Citing PatentFiling datePublication dateApplicantTitle
US8308580May 9, 2011Nov 13, 2012Raymond Felix JasinskiGolf alignment and posture training device
US8715100 *Feb 6, 2013May 6, 2014Jeff PetroskeGolf swing snake training system
US20070197353 *Feb 22, 2007Aug 23, 2007Hundley Kenneth WSports specific movement emulators and cams
US20080019926 *Apr 18, 2005Jan 24, 2008Marie-Pierre KrafftLung Surfactant Supplements

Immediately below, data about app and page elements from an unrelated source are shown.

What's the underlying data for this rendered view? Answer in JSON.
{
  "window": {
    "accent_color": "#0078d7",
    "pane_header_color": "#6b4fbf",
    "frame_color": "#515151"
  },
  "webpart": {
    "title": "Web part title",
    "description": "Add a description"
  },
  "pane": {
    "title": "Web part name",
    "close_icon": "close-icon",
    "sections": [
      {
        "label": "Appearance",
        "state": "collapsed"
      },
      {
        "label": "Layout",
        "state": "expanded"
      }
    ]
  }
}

US20100279784 *Apr 29, 2009Nov 4, 2010Michael HamelburgGolf Swing Guidance Device and Methods of Use
U.S. Classification473/257, 473/265
International ClassificationA63B69/36
Cooperative ClassificationA63B69/3623, A63B2069/3629, A63B69/3641, A63B2071/026, A63B2225/09, A63B2071/024, A63B2225/093
European ClassificationA63B69/36D
Legal Events
May 2, 2011REMIMaintenance fee reminder mailed
Sep 25, 2011LAPSLapse for failure to pay maintenance fees
Nov 15, 2011FPExpired due to failure to pay maintenance fee
Effective date: 20110925